Data for this task START

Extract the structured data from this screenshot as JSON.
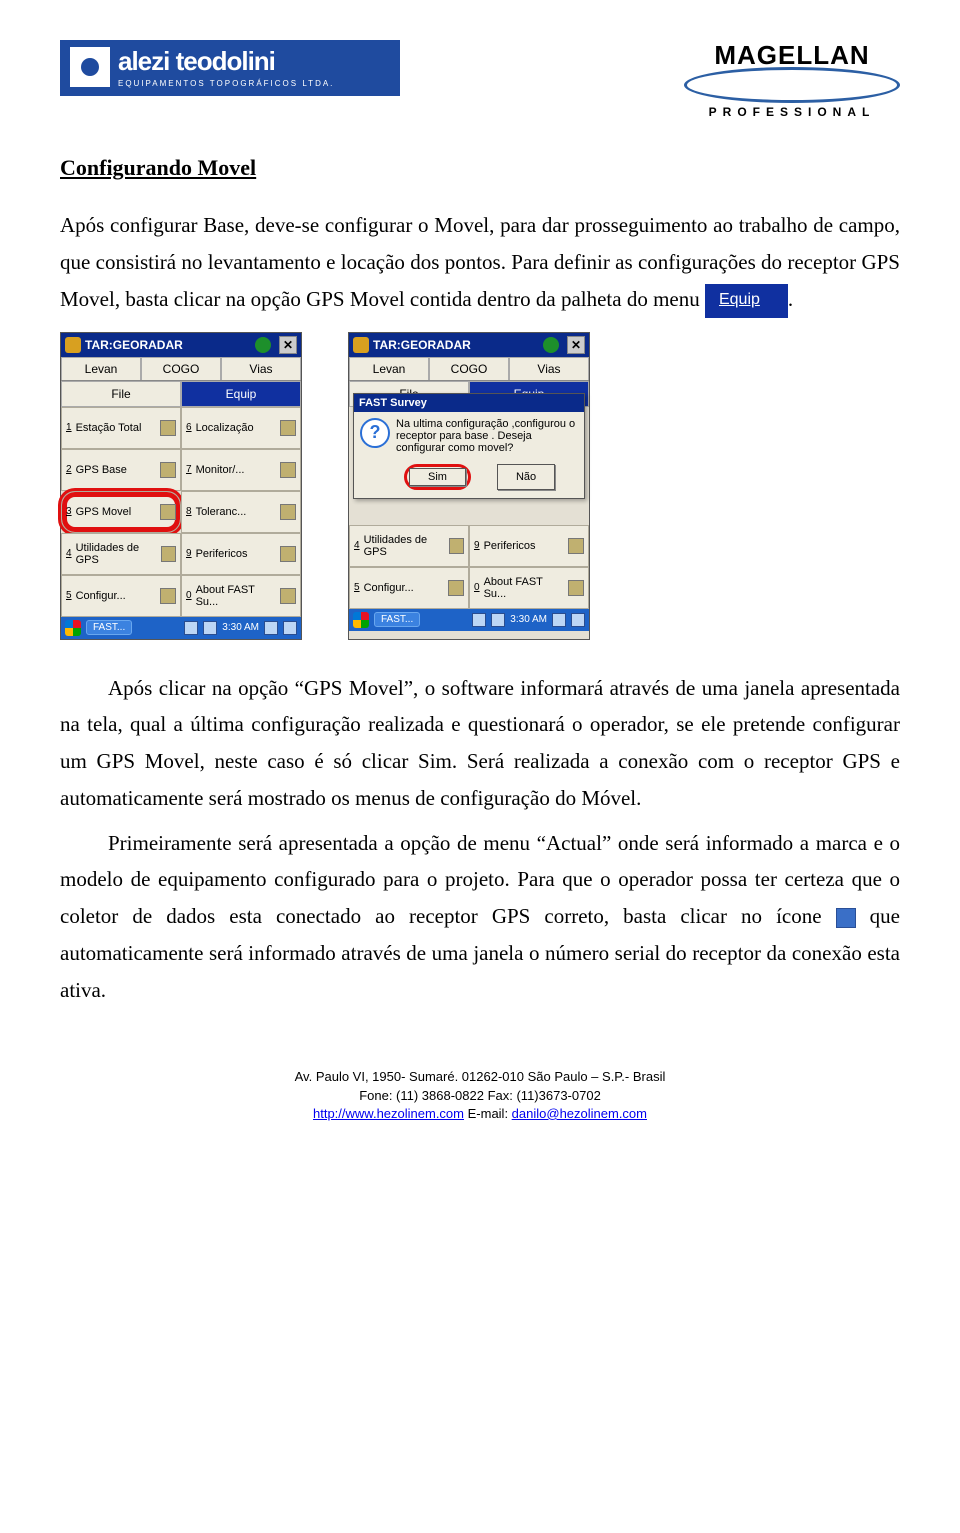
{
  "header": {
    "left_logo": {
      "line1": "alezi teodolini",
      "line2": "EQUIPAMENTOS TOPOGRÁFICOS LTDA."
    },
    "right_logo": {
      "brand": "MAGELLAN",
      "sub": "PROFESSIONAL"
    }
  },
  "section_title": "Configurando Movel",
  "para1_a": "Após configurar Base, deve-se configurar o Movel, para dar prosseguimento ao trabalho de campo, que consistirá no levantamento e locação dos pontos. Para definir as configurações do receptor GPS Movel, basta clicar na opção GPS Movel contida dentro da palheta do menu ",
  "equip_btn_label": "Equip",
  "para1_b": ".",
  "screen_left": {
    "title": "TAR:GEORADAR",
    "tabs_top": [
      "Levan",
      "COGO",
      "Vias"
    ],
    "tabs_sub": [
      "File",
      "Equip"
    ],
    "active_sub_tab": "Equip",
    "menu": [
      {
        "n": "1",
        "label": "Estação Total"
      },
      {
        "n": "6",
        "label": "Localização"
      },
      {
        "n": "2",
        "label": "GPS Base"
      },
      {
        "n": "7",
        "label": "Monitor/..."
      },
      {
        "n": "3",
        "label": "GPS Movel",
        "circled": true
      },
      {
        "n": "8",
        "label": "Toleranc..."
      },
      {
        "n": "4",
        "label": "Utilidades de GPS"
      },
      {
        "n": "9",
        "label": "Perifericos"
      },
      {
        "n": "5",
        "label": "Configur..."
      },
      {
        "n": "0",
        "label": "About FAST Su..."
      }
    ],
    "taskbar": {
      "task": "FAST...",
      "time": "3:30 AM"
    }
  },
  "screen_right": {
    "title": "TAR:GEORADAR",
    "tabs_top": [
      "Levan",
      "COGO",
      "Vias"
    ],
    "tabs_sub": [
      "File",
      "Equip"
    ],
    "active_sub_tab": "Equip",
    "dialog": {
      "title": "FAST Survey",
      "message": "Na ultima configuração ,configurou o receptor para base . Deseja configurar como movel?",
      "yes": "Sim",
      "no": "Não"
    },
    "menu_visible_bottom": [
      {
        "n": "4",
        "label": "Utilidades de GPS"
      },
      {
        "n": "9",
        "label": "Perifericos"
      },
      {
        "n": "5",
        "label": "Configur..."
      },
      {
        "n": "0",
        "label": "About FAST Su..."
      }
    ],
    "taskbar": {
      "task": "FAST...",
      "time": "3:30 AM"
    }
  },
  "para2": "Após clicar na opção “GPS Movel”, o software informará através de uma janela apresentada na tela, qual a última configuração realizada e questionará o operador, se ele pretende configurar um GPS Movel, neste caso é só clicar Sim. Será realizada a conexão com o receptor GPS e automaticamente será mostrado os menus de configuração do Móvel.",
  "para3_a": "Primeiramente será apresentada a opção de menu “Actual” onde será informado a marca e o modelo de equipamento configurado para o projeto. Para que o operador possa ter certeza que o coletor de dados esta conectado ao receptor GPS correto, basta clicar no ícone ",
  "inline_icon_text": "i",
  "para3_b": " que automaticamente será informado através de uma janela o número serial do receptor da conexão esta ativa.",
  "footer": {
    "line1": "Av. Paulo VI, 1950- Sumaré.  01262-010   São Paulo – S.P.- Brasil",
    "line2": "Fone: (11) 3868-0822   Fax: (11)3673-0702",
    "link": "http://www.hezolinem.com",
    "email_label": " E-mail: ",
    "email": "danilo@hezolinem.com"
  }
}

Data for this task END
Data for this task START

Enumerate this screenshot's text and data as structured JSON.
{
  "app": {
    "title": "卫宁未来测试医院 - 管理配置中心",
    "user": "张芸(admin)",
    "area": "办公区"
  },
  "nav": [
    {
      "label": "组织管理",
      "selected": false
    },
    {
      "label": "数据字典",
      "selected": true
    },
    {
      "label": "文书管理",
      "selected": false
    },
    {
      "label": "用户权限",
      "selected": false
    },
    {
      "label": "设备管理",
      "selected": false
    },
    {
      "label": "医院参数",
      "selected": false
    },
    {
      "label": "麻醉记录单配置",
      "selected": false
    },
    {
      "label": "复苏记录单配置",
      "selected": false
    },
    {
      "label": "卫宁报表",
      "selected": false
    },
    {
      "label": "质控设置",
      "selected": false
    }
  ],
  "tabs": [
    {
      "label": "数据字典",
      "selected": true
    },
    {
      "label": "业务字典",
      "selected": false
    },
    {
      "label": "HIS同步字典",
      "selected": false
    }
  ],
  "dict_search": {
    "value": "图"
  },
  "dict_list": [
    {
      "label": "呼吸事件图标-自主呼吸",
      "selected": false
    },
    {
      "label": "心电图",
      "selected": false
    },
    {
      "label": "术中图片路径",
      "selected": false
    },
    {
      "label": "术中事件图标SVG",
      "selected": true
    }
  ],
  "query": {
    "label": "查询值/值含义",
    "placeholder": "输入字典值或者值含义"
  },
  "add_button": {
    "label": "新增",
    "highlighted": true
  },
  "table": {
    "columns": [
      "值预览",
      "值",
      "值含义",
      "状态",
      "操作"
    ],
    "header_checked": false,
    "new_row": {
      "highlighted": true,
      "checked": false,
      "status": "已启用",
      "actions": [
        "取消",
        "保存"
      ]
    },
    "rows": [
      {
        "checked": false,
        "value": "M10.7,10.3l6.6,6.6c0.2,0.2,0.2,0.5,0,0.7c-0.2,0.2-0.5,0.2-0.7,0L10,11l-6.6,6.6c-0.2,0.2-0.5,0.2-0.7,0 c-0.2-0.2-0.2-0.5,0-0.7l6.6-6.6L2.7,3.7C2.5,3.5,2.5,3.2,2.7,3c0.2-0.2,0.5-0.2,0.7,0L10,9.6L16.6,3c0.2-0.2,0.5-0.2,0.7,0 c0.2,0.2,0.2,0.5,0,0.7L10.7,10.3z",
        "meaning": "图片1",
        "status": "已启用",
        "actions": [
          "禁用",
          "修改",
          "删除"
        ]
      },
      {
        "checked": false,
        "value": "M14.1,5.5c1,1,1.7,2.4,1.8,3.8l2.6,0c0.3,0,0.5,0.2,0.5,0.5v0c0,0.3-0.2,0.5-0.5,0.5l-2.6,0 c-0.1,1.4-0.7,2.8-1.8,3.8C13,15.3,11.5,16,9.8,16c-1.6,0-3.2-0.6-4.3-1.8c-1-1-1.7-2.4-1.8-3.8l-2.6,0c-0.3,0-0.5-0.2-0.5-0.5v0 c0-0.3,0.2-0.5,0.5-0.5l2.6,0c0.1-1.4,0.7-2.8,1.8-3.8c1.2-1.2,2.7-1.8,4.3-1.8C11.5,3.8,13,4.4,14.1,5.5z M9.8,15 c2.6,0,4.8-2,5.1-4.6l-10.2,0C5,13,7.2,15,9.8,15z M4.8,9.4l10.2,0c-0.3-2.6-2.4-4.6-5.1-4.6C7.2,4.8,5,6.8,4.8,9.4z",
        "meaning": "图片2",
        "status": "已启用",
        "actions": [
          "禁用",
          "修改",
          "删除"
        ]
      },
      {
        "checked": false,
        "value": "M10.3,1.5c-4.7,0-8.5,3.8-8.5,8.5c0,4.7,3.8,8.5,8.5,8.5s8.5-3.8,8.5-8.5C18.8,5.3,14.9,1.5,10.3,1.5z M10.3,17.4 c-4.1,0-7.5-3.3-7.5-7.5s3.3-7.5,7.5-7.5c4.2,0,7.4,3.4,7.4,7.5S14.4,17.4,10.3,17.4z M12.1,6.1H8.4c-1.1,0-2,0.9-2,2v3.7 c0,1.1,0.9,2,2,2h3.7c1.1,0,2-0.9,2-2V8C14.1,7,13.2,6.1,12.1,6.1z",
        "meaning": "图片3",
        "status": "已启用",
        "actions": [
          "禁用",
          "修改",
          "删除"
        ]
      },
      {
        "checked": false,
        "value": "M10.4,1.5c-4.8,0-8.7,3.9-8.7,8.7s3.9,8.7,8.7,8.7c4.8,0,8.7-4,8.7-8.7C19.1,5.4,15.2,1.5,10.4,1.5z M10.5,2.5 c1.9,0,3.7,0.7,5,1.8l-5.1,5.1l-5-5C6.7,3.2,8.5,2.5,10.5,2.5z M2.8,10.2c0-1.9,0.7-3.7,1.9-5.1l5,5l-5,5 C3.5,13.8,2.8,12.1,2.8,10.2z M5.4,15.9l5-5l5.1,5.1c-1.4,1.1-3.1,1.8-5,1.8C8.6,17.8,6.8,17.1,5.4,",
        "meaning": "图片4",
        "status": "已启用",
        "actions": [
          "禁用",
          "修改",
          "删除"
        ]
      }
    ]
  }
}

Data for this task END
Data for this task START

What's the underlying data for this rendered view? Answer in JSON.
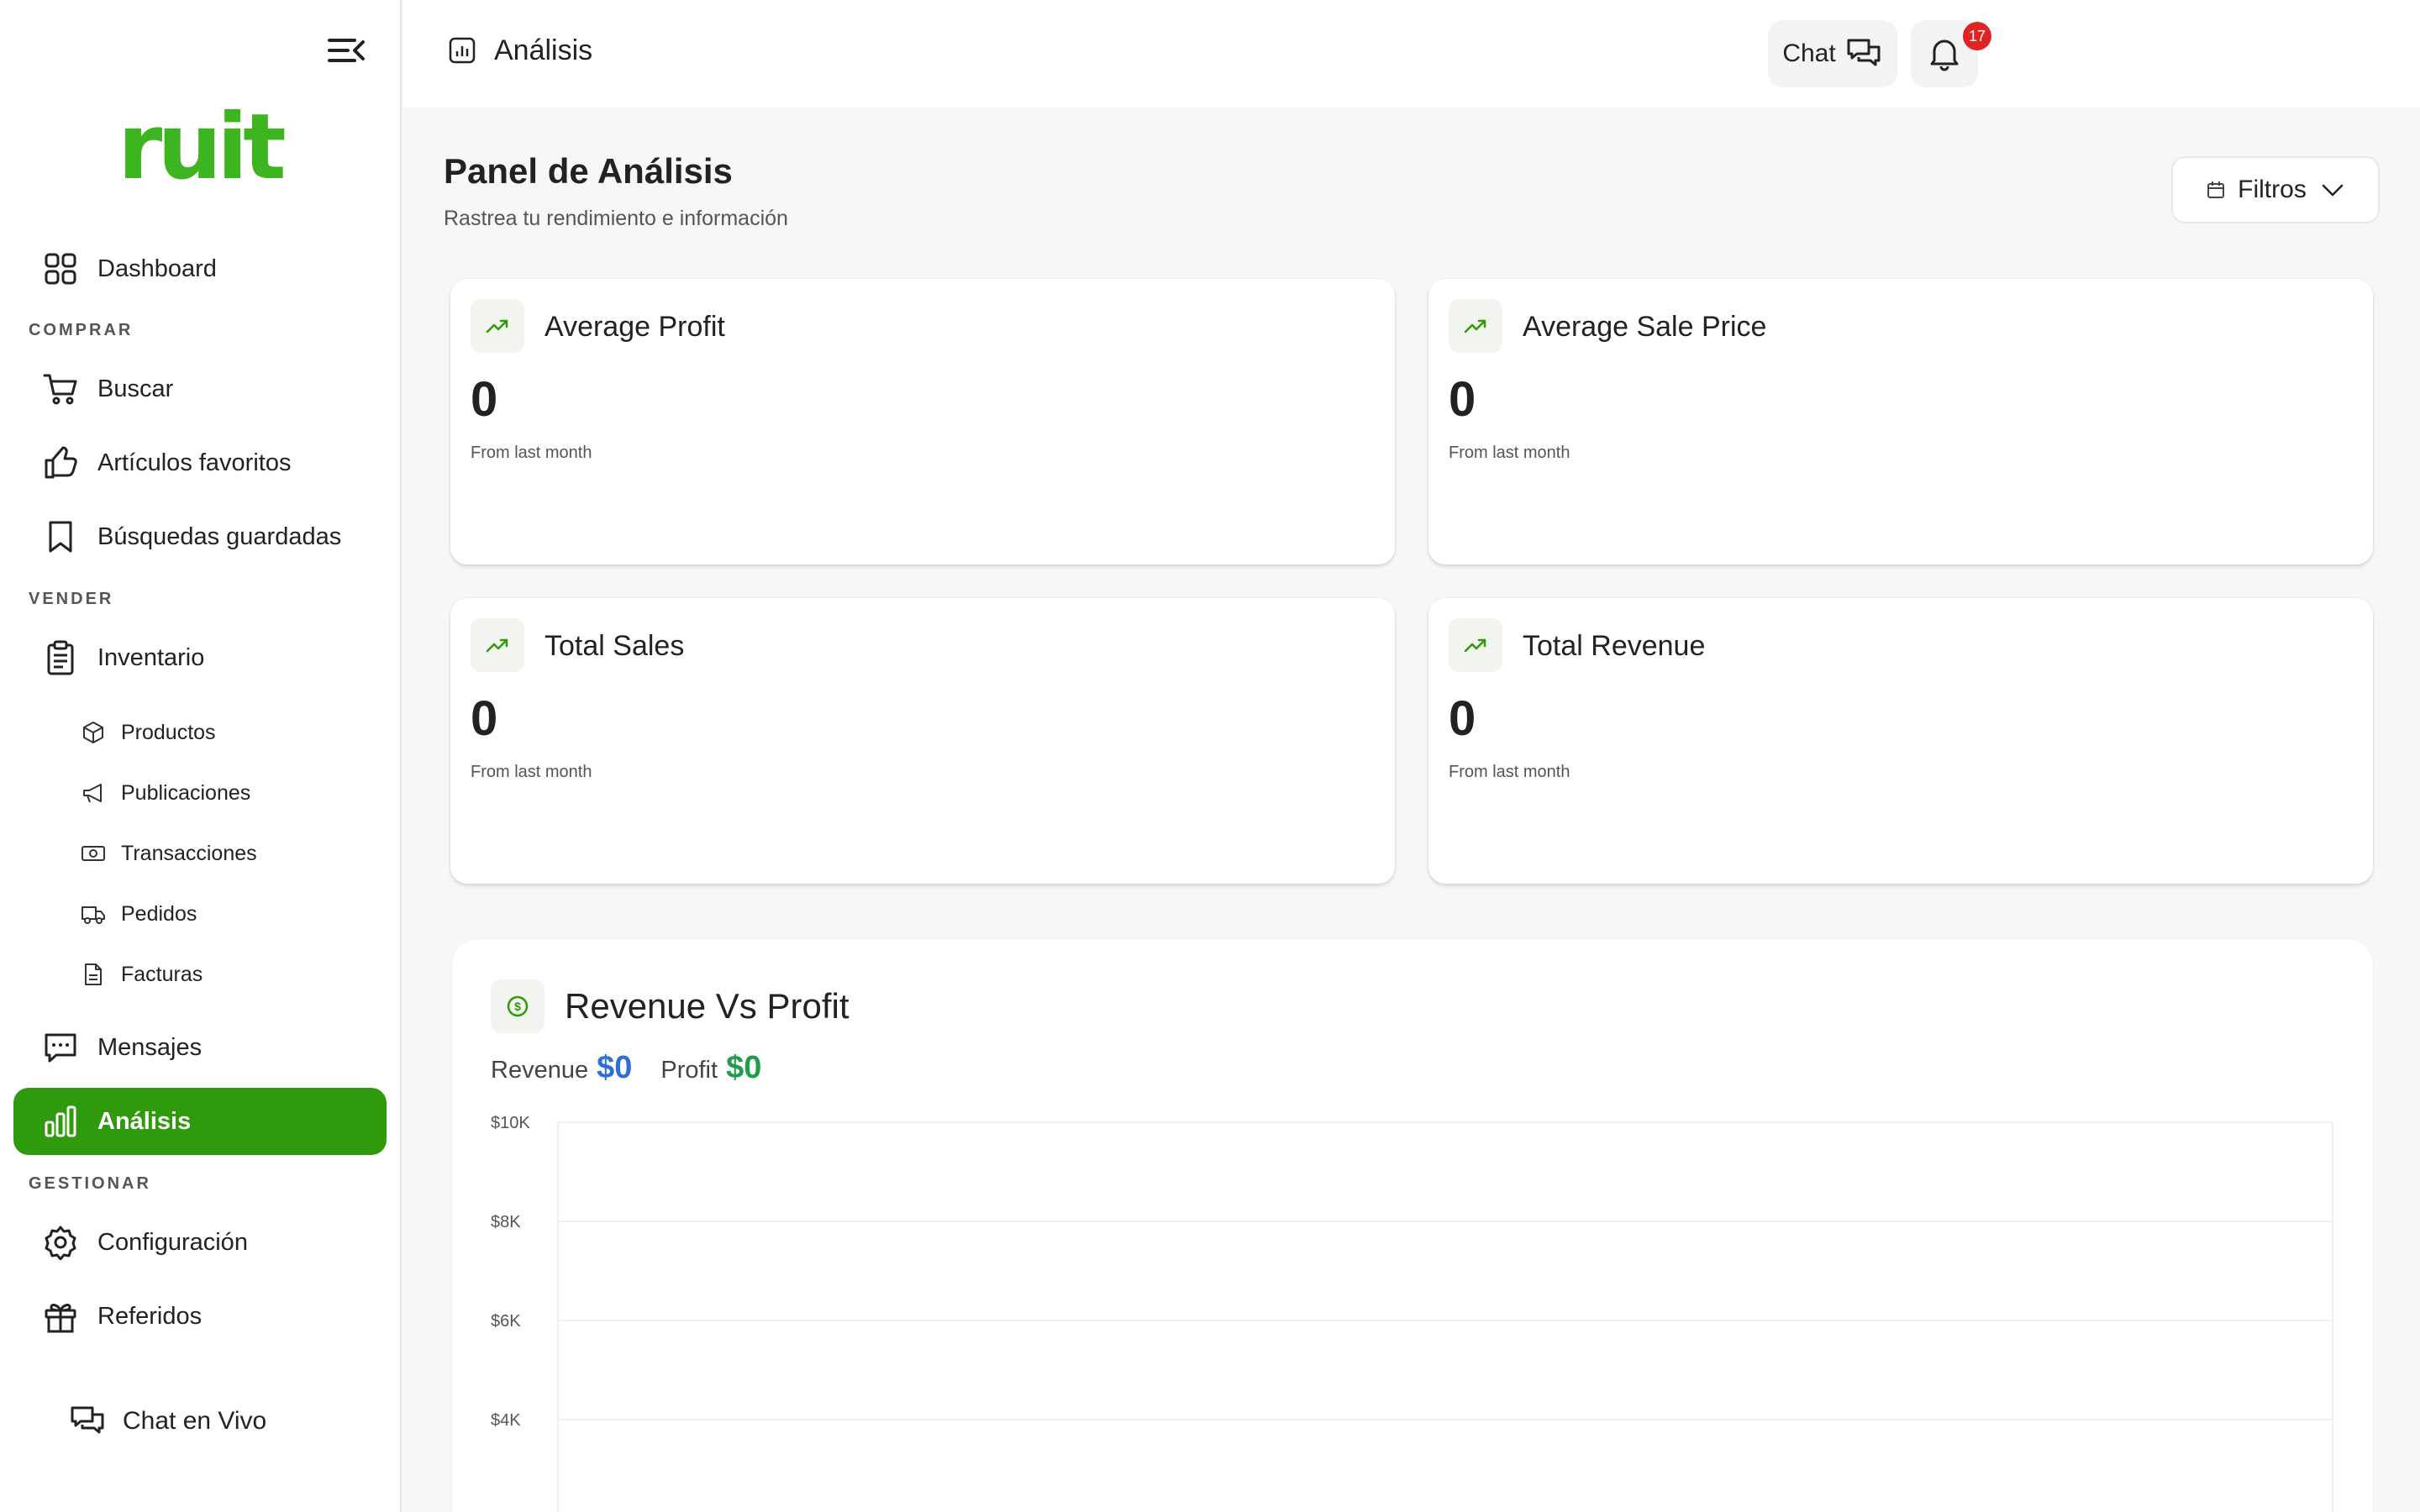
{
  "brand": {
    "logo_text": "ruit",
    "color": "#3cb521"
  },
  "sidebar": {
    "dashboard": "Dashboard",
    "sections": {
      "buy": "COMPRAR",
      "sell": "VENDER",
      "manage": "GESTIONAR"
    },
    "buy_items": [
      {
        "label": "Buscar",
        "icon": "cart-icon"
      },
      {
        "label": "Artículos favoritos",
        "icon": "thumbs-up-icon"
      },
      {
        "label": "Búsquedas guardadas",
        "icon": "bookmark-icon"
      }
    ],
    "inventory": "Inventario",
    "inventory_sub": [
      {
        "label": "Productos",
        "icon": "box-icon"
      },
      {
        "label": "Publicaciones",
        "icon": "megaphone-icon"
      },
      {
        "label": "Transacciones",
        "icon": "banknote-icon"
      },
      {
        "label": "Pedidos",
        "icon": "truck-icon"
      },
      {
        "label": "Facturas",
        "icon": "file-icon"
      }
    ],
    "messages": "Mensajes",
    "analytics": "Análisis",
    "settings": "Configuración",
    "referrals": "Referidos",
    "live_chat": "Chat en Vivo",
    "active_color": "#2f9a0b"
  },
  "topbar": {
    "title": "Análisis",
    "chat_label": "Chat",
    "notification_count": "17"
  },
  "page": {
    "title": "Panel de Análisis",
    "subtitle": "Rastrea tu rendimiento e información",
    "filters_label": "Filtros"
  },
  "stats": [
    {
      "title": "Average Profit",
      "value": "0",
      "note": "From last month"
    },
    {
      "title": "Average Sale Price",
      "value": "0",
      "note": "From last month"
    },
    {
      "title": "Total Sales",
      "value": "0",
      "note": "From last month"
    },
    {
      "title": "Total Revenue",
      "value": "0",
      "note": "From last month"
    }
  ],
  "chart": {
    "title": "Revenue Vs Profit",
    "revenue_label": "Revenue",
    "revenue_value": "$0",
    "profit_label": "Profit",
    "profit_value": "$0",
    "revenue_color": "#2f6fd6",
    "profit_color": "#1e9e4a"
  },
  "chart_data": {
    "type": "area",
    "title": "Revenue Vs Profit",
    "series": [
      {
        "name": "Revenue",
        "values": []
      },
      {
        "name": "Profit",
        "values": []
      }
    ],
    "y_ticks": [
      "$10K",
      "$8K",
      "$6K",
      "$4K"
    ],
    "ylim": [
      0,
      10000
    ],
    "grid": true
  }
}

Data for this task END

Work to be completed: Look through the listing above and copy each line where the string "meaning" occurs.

Your solution:
        "meaning": "图片1",
        "meaning": "图片2",
        "meaning": "图片3",
        "meaning": "图片4",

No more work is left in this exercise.